The R-Word

The r-word gets used a lot to disparage the perceived intelligence of some people. People with bodies that look different – apparently – from the bodies of the person using the r-word.

Sports Illustrated named brothers Conner and Cayden Long of Team Long Brothers Sports Illustrated’s 2012 SportsKids of the Year. At birth doctors diagnosed Cayden, now 7, with spastic cerebral palsy. He can’t speak or walk on his own. But, in the summer of 2011, Conner, now 9, decided to compete in the Nashville Kids Triathlon, pulling his younger brother behind him.

Connor Long possesses tremendous empathy at such a young age:

The one thing that makes me really made is when people walk down the road and say… the ‘r’ word, if you now what that is. I just tell them that like it doesn’t matter what it looks like on the outside, it matters what’s on the inside. He still has regular feelings like we do. And he understands what you say about him.

“He understands what you say about him.” Connor speaks the truth. While I’ve never had anyone use the r-word in reference to me, I have had people say things like “if you didn’t dress that way people wouldn’t be so uncomfortable around you.” I got comments like that a lot when I lived as a butch woman. I understand that the speaker thought themselves as helpful, like I had toilet paper stuck to my shoe. They wanted to let me know why I kept getting snickers and wayward glances from strangers.

Underneath the comments, though, I felt the speakers thought me an idiot. But, more importantly, they assumed I did not understand why people stared at me. Cayden gets stared at for reasons very different from mine. But that some people thought us idiots, I understand completely. That people using the r-word despise someone like Cayden, I understand.

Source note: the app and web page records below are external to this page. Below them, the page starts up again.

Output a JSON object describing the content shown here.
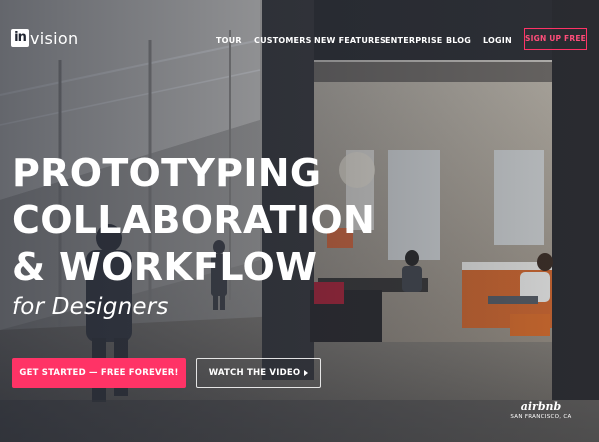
{
  "brand": {
    "logo_mark": "in",
    "logo_word": "vision"
  },
  "nav": {
    "links": [
      "TOUR",
      "CUSTOMERS",
      "NEW FEATURES",
      "ENTERPRISE",
      "BLOG",
      "LOGIN"
    ],
    "signup_label": "SIGN UP FREE"
  },
  "hero": {
    "headline_lines": [
      "PROTOTYPING",
      "COLLABORATION",
      "& WORKFLOW"
    ],
    "tagline": "for Designers",
    "primary_cta": "GET STARTED — FREE FOREVER!",
    "secondary_cta": "WATCH THE VIDEO",
    "secondary_cta_icon": "play-icon",
    "photo_credit_logo": "airbnb",
    "photo_credit_location": "SAN FRANCISCO, CA"
  },
  "colors": {
    "accent": "#ff3366",
    "text": "#ffffff",
    "overlay": "#1c212d"
  }
}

Cayden, like so many of us who live lives in bodies different from normal (although I have no idea what that means, really), “still has regular feelings….” Please remember that. Remember it especially when you want to the r-word.